IDC believes that detachable 2-in-1 devices will show strong growth potential in the tablets category, and convertible notebooks are beginning to gain traction in PCs. But ultimately, for more people in more places, the smartphone is the clear choice in terms of owning one connected device.
A total of 69.4 million mobile handsets were purchased in Brazil in 2014, with smartphones representing close to 75% of total sales. Brazil accounted for over 40% of smartphones sold in Latin America in 2014 — followed by Mexico and Argentina, which were responsible for 20% and 8% of all sales, respectively.
via Pyramid Research
The ‘bring your own device’ (BYOD) market will grow at a CAGR of 25.32 percent from 2014 to 2019, according to Technavio. There’s been an increase in number of personal devices — such as smartphones and tablets — in the workplace because of more liberal BYOD policies.
Digital audio consumption is moving to mobile. American smartphone listeners will grow nearly 15% to just under 100 million people — that’s 52.3% of smartphone users. Moreover, 77.3 million people will listen via tablets — that’s 45.5% of digital music listeners and 48.7% of tablet users.
Mobile commerce was a hot topic in the UK over the holiday season, with more retail traffic and sales than ever before heading to the mobile medium. Among millennials, in particular, shopping via smartphone is becoming increasingly common.

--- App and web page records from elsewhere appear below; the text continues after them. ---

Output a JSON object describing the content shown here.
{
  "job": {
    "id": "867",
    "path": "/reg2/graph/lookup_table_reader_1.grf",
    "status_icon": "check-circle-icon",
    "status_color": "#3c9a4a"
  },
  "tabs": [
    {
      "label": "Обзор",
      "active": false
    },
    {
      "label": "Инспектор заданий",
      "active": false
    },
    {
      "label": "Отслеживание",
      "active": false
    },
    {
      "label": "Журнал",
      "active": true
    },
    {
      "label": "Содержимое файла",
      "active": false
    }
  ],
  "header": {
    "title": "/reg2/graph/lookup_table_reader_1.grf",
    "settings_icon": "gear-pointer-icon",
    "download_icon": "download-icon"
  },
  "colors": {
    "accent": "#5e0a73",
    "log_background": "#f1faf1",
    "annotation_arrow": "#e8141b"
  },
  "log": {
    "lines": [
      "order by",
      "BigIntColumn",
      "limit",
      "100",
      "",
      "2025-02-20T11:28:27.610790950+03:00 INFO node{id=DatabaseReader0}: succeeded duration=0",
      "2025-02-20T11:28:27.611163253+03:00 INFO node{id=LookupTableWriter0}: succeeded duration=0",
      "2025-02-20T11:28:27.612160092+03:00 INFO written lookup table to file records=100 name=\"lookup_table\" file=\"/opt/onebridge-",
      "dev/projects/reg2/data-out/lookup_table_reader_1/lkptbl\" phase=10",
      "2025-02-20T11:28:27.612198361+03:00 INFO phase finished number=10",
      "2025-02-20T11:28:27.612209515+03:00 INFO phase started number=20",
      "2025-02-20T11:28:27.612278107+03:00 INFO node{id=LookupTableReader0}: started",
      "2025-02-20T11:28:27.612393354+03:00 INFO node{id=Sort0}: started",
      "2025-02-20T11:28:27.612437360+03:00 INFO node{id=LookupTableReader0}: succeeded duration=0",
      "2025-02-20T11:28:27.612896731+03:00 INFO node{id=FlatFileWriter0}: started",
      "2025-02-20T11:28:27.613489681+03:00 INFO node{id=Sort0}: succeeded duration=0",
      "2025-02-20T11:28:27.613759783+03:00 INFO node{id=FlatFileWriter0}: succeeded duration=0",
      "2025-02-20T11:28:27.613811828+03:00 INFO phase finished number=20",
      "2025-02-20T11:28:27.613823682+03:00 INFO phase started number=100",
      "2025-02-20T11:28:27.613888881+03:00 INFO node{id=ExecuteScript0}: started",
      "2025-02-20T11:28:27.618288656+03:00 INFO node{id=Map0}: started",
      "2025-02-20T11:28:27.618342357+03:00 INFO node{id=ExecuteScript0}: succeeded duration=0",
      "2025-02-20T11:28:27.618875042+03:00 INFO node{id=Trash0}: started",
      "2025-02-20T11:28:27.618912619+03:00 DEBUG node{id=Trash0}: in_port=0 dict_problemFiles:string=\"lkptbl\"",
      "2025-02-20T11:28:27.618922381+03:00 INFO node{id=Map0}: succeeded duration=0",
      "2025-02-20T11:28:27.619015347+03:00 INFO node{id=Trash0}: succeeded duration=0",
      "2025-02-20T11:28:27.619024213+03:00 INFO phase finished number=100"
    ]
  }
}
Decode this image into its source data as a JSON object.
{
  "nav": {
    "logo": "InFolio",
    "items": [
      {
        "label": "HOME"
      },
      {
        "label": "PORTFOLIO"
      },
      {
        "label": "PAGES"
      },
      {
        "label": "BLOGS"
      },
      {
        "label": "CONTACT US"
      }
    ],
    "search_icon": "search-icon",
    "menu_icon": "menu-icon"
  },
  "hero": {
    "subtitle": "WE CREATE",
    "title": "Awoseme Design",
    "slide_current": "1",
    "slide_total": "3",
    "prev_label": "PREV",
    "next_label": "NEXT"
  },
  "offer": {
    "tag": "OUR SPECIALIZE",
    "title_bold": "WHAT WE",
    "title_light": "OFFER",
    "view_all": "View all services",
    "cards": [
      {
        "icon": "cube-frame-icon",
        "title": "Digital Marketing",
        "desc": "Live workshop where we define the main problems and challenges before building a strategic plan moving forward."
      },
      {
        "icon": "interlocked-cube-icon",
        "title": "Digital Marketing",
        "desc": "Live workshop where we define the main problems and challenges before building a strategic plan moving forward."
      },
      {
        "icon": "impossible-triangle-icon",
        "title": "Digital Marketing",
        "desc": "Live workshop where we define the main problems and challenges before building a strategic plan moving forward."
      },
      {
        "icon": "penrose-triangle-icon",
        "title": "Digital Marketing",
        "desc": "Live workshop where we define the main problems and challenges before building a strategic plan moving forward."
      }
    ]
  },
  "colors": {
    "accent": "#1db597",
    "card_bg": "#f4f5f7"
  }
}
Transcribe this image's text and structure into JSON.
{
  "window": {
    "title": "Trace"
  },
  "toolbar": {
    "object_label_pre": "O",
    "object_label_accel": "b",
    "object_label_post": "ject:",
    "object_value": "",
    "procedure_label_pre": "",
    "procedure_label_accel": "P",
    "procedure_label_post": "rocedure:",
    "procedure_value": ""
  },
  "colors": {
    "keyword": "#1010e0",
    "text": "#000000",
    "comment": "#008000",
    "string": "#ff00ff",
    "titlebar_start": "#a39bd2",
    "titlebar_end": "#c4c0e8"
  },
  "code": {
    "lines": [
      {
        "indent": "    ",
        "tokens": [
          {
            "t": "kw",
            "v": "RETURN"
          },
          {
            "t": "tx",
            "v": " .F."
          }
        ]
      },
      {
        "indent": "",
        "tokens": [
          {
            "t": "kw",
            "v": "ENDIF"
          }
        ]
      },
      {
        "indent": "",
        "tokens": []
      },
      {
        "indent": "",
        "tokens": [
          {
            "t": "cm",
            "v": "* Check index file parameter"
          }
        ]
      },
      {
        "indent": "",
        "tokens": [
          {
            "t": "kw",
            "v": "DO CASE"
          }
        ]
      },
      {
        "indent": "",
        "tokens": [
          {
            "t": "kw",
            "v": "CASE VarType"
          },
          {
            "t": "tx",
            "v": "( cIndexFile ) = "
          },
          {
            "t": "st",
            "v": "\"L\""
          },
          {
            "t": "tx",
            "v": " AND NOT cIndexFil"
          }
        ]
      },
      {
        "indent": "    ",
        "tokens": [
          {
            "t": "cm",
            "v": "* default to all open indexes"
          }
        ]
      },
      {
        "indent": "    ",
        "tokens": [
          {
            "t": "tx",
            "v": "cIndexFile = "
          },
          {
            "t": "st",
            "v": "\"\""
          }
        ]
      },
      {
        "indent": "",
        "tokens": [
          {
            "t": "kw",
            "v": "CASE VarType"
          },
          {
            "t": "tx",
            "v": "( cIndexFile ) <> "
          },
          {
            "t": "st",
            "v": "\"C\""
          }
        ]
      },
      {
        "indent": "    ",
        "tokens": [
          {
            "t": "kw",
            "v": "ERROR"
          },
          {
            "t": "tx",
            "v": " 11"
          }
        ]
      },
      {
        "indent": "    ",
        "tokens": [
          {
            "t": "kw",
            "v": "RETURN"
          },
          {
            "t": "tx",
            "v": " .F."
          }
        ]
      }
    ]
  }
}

88% of U.S. internet users ages 12 to 17 will own and use a mobile phone at least once per month, and 80.8% will access the internet via that device. Among 18- to 24-year-olds, mobile phone penetration will be 96.5% — the highest out of all age brackets.